>>

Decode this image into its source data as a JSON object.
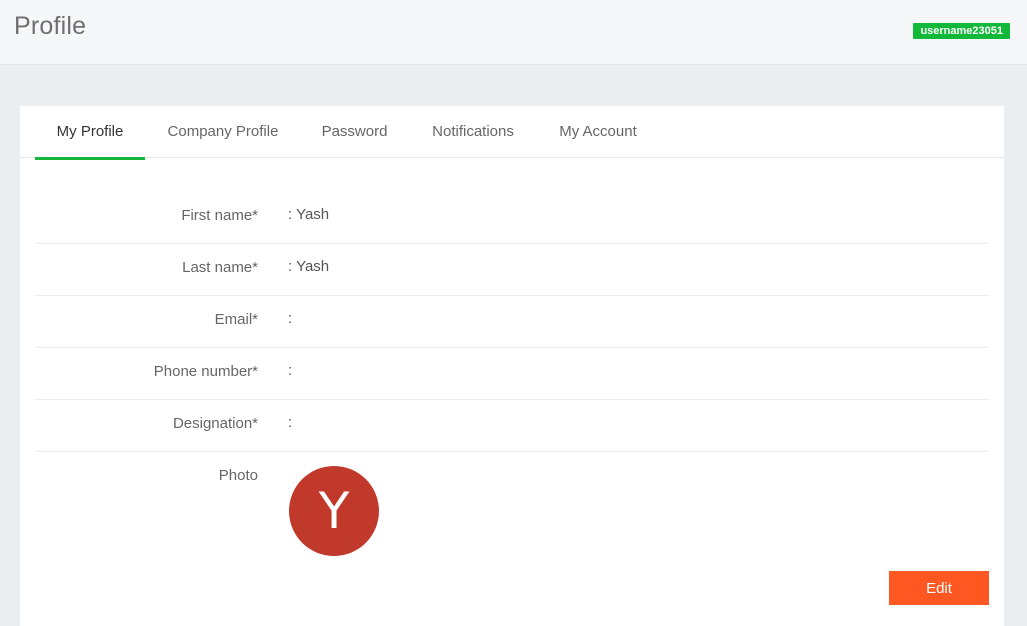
{
  "header": {
    "title": "Profile",
    "username_badge": "username23051"
  },
  "tabs": [
    {
      "label": "My Profile",
      "active": true
    },
    {
      "label": "Company Profile",
      "active": false
    },
    {
      "label": "Password",
      "active": false
    },
    {
      "label": "Notifications",
      "active": false
    },
    {
      "label": "My Account",
      "active": false
    }
  ],
  "profile": {
    "fields": [
      {
        "label": "First name*",
        "value": ": Yash"
      },
      {
        "label": "Last name*",
        "value": ": Yash"
      },
      {
        "label": "Email*",
        "value": ":"
      },
      {
        "label": "Phone number*",
        "value": ":"
      },
      {
        "label": "Designation*",
        "value": ":"
      }
    ],
    "photo_label": "Photo",
    "avatar_initial": "Y",
    "avatar_color": "#c0392b"
  },
  "actions": {
    "edit_label": "Edit"
  },
  "colors": {
    "accent_green": "#14b33b",
    "badge_green": "#12b83a",
    "edit_orange": "#ff5722"
  }
}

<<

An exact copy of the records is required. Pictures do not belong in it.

Decode this image into its source data as a JSON object.
{
  "header": {
    "title": "Profile",
    "username_badge": "username23051"
  },
  "tabs": [
    {
      "label": "My Profile",
      "active": true
    },
    {
      "label": "Company Profile",
      "active": false
    },
    {
      "label": "Password",
      "active": false
    },
    {
      "label": "Notifications",
      "active": false
    },
    {
      "label": "My Account",
      "active": false
    }
  ],
  "profile": {
    "fields": [
      {
        "label": "First name*",
        "value": ": Yash"
      },
      {
        "label": "Last name*",
        "value": ": Yash"
      },
      {
        "label": "Email*",
        "value": ":"
      },
      {
        "label": "Phone number*",
        "value": ":"
      },
      {
        "label": "Designation*",
        "value": ":"
      }
    ],
    "photo_label": "Photo",
    "avatar_initial": "Y",
    "avatar_color": "#c0392b"
  },
  "actions": {
    "edit_label": "Edit"
  },
  "colors": {
    "accent_green": "#14b33b",
    "badge_green": "#12b83a",
    "edit_orange": "#ff5722"
  }
}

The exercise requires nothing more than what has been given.